The debasement of Library 2.0 and definitions

I'm not actually going to talk much about the controversy of whether Library 2.0 has been debased or what such debasement might consist of. Except to note that I'm pretty blase about the fact that everything changes as a matter of course (this is in fact one of the things I think Library 2.0 is all about acknowledging) and slapping the "debasement" label onto a change makes it harder to see what good things are coming out of that change. As an example, it'd be hard for the Library 2.0 concept to be changed/'debased' if it weren't spreading quite a lot beyond its origins.

My blase-itude comes partly from a linguistics background which emphasises that just because a word changes its meaning or pronunciation doesn't mean the language as a whole is going downhill. It's just change, y'know. Which brings us to definitions. Simon Chamberlain says that "'we' don't have a clear definition of Library 2.0" and I get the impression that he thinks this is a unique and possibly bad thing.

But I'm not sure it is. After all, do "we" have a clear definition of the internet? Technical-minded people will talk about servers and networks and http protocols (and really technical-minded people will point out that the internet is far more than just http). People for whom this is so much gobbledegook might talk about Internet Explorer and Google. Other people might talk about online shopping and auctions. Others might talk about keeping uptodate with friends and family overseas, or about sharing hobbies on online forums(*), or internet dating. Others might stare at you blanking and gibber, because it's all of these things and a whole lot more besides, and how do you sit down and define all that?

Same thing with Library 2.0. It's about technology, and it's about people; and it's about a paradigm shift, and it's doing what we've always done but better; and it's about the cool factor, and it's about making things tie together seamlessly so no-one even notices you've done anything.

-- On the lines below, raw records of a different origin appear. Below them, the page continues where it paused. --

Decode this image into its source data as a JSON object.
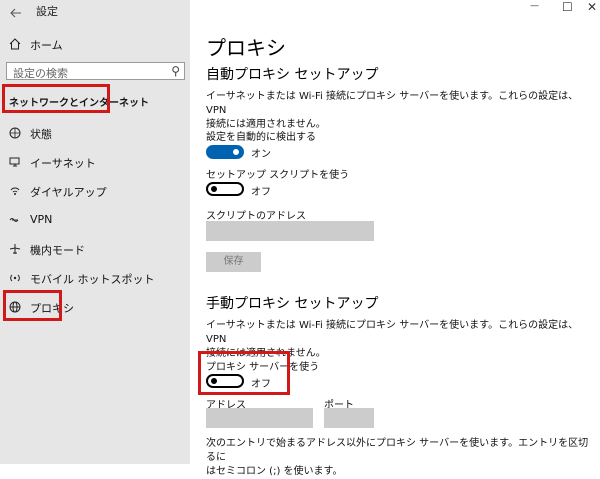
{
  "titlebar": {
    "back_icon": "back-arrow-icon",
    "title": "設定",
    "minimize": "—",
    "maximize": "☐",
    "close": "✕"
  },
  "sidebar": {
    "home": "ホーム",
    "search_placeholder": "設定の検索",
    "section_title": "ネットワークとインターネット",
    "items": [
      {
        "label": "状態",
        "icon": "globe-status-icon"
      },
      {
        "label": "イーサネット",
        "icon": "monitor-icon"
      },
      {
        "label": "ダイヤルアップ",
        "icon": "dialup-icon"
      },
      {
        "label": "VPN",
        "icon": "vpn-icon"
      },
      {
        "label": "機内モード",
        "icon": "airplane-icon"
      },
      {
        "label": "モバイル ホットスポット",
        "icon": "hotspot-icon"
      },
      {
        "label": "プロキシ",
        "icon": "globe-icon"
      }
    ]
  },
  "main": {
    "title": "プロキシ",
    "auto": {
      "heading": "自動プロキシ セットアップ",
      "desc_line1": "イーサネットまたは Wi-Fi 接続にプロキシ サーバーを使います。これらの設定は、VPN",
      "desc_line2": "接続には適用されません。",
      "detect_label": "設定を自動的に検出する",
      "detect_state": "オン",
      "script_label": "セットアップ スクリプトを使う",
      "script_state": "オフ",
      "address_label": "スクリプトのアドレス",
      "address_value": "",
      "save_button": "保存"
    },
    "manual": {
      "heading": "手動プロキシ セットアップ",
      "desc_line1": "イーサネットまたは Wi-Fi 接続にプロキシ サーバーを使います。これらの設定は、VPN",
      "desc_line2": "接続には適用されません。",
      "use_label": "プロキシ サーバーを使う",
      "use_state": "オフ",
      "address_label": "アドレス",
      "port_label": "ポート",
      "bottom_line1": "次のエントリで始まるアドレス以外にプロキシ サーバーを使います。エントリを区切るに",
      "bottom_line2": "はセミコロン (;) を使います。"
    }
  },
  "colors": {
    "accent": "#0063b1",
    "highlight": "#d2191a",
    "sidebar_bg": "#e6e6e6",
    "disabled_field": "#cccccc"
  }
}
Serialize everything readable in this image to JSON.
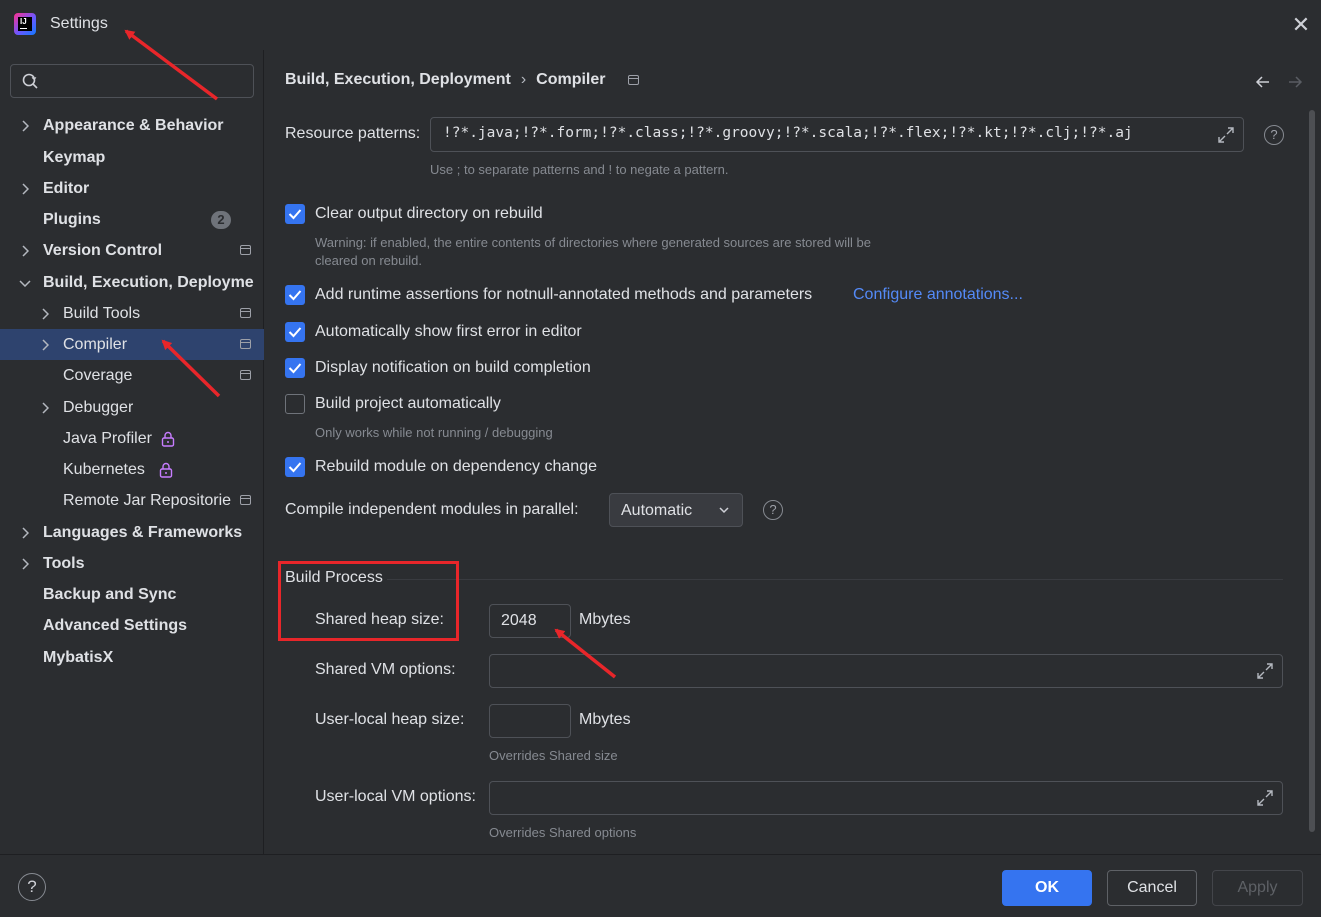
{
  "window": {
    "title": "Settings"
  },
  "search": {
    "placeholder": ""
  },
  "sidebar": {
    "items": [
      {
        "label": "Appearance & Behavior",
        "bold": true
      },
      {
        "label": "Keymap",
        "bold": true
      },
      {
        "label": "Editor",
        "bold": true
      },
      {
        "label": "Plugins",
        "bold": true,
        "badge": "2"
      },
      {
        "label": "Version Control",
        "bold": true
      },
      {
        "label": "Build, Execution, Deployme",
        "bold": true
      },
      {
        "label": "Build Tools"
      },
      {
        "label": "Compiler"
      },
      {
        "label": "Coverage"
      },
      {
        "label": "Debugger"
      },
      {
        "label": "Java Profiler"
      },
      {
        "label": "Kubernetes"
      },
      {
        "label": "Remote Jar Repositorie"
      },
      {
        "label": "Languages & Frameworks",
        "bold": true
      },
      {
        "label": "Tools",
        "bold": true
      },
      {
        "label": "Backup and Sync",
        "bold": true
      },
      {
        "label": "Advanced Settings",
        "bold": true
      },
      {
        "label": "MybatisX",
        "bold": true
      }
    ]
  },
  "breadcrumb": {
    "parent": "Build, Execution, Deployment",
    "separator": "›",
    "current": "Compiler"
  },
  "compiler": {
    "resource_patterns_label": "Resource patterns:",
    "resource_patterns_value": "!?*.java;!?*.form;!?*.class;!?*.groovy;!?*.scala;!?*.flex;!?*.kt;!?*.clj;!?*.aj",
    "resource_patterns_hint": "Use ; to separate patterns and ! to negate a pattern.",
    "clear_output_label": "Clear output directory on rebuild",
    "clear_output_checked": true,
    "clear_output_warning_1": "Warning: if enabled, the entire contents of directories where generated sources are stored will be",
    "clear_output_warning_2": "cleared on rebuild.",
    "runtime_assertions_label": "Add runtime assertions for notnull-annotated methods and parameters",
    "runtime_assertions_checked": true,
    "configure_annotations_link": "Configure annotations...",
    "show_first_error_label": "Automatically show first error in editor",
    "show_first_error_checked": true,
    "display_notification_label": "Display notification on build completion",
    "display_notification_checked": true,
    "build_automatically_label": "Build project automatically",
    "build_automatically_checked": false,
    "build_automatically_hint": "Only works while not running / debugging",
    "rebuild_module_label": "Rebuild module on dependency change",
    "rebuild_module_checked": true,
    "parallel_label": "Compile independent modules in parallel:",
    "parallel_value": "Automatic"
  },
  "build_process": {
    "title": "Build Process",
    "shared_heap_label": "Shared heap size:",
    "shared_heap_value": "2048",
    "shared_heap_unit": "Mbytes",
    "shared_vm_label": "Shared VM options:",
    "shared_vm_value": "",
    "user_heap_label": "User-local heap size:",
    "user_heap_value": "",
    "user_heap_unit": "Mbytes",
    "user_heap_hint": "Overrides Shared size",
    "user_vm_label": "User-local VM options:",
    "user_vm_value": "",
    "user_vm_hint": "Overrides Shared options"
  },
  "footer": {
    "help": "?",
    "ok": "OK",
    "cancel": "Cancel",
    "apply": "Apply"
  },
  "colors": {
    "accent": "#3574f0",
    "selection": "#2e436e",
    "link": "#548af7",
    "annotation": "#e8262a",
    "background": "#2b2d30"
  }
}
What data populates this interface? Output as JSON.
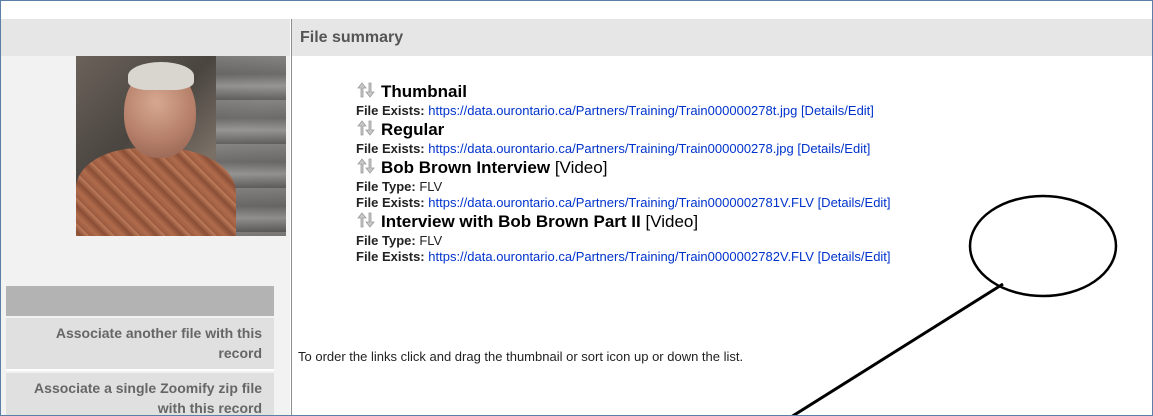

That's not a clear definition. But what is? We live in a complicated world; why should we expect the language we use to describe that world to be any simpler?

(*) Did I mention that language change isn't devolution? If I were writing this post in Latin I'd say "fora" - or "foris" or however it'd be declined there - but if I were writing this post in Latin it'd be a lot shorter.